— Instructions to follow —
Reproduce every record below exactly, without the pictures.

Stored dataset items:
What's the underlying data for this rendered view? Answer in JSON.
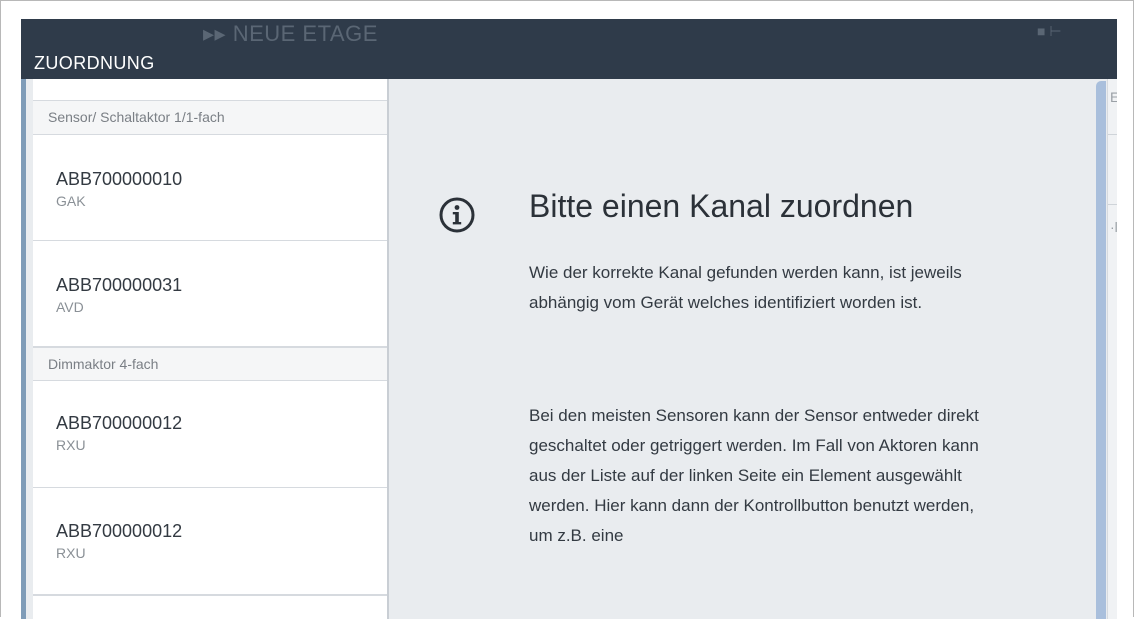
{
  "header": {
    "title": "ZUORDNUNG",
    "background_title": "▸▸ NEUE ETAGE"
  },
  "list": {
    "groups": [
      {
        "label": "Sensor/ Schaltaktor 1/1-fach",
        "items": [
          {
            "id": "ABB700000010",
            "type": "GAK"
          },
          {
            "id": "ABB700000031",
            "type": "AVD"
          }
        ]
      },
      {
        "label": "Dimmaktor 4-fach",
        "items": [
          {
            "id": "ABB700000012",
            "type": "RXU"
          },
          {
            "id": "ABB700000012",
            "type": "RXU"
          }
        ]
      }
    ]
  },
  "detail": {
    "icon": "info-icon",
    "title": "Bitte einen Kanal zuordnen",
    "paragraph1": "Wie der korrekte Kanal gefunden werden kann, ist jeweils abhängig vom Gerät welches identifiziert worden ist.",
    "paragraph2": "Bei den meisten Sensoren kann der Sensor entweder direkt geschaltet oder getriggert werden. Im Fall von Aktoren kann aus der Liste auf der linken Seite ein Element ausgewählt werden. Hier kann dann der Kontrollbutton benutzt werden, um z.B. eine"
  },
  "colors": {
    "header_bg": "#2f3b4a",
    "panel_bg": "#e9ecef",
    "accent": "#7f9cb8",
    "scrollbar": "#a9bfdc"
  }
}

— Exercise output —
What's the underlying data for this rendered view? Answer in JSON.
{
  "header": {
    "title": "ZUORDNUNG",
    "background_title": "▸▸ NEUE ETAGE"
  },
  "list": {
    "groups": [
      {
        "label": "Sensor/ Schaltaktor 1/1-fach",
        "items": [
          {
            "id": "ABB700000010",
            "type": "GAK"
          },
          {
            "id": "ABB700000031",
            "type": "AVD"
          }
        ]
      },
      {
        "label": "Dimmaktor 4-fach",
        "items": [
          {
            "id": "ABB700000012",
            "type": "RXU"
          },
          {
            "id": "ABB700000012",
            "type": "RXU"
          }
        ]
      }
    ]
  },
  "detail": {
    "icon": "info-icon",
    "title": "Bitte einen Kanal zuordnen",
    "paragraph1": "Wie der korrekte Kanal gefunden werden kann, ist jeweils abhängig vom Gerät welches identifiziert worden ist.",
    "paragraph2": "Bei den meisten Sensoren kann der Sensor entweder direkt geschaltet oder getriggert werden. Im Fall von Aktoren kann aus der Liste auf der linken Seite ein Element ausgewählt werden. Hier kann dann der Kontrollbutton benutzt werden, um z.B. eine"
  },
  "colors": {
    "header_bg": "#2f3b4a",
    "panel_bg": "#e9ecef",
    "accent": "#7f9cb8",
    "scrollbar": "#a9bfdc"
  }
}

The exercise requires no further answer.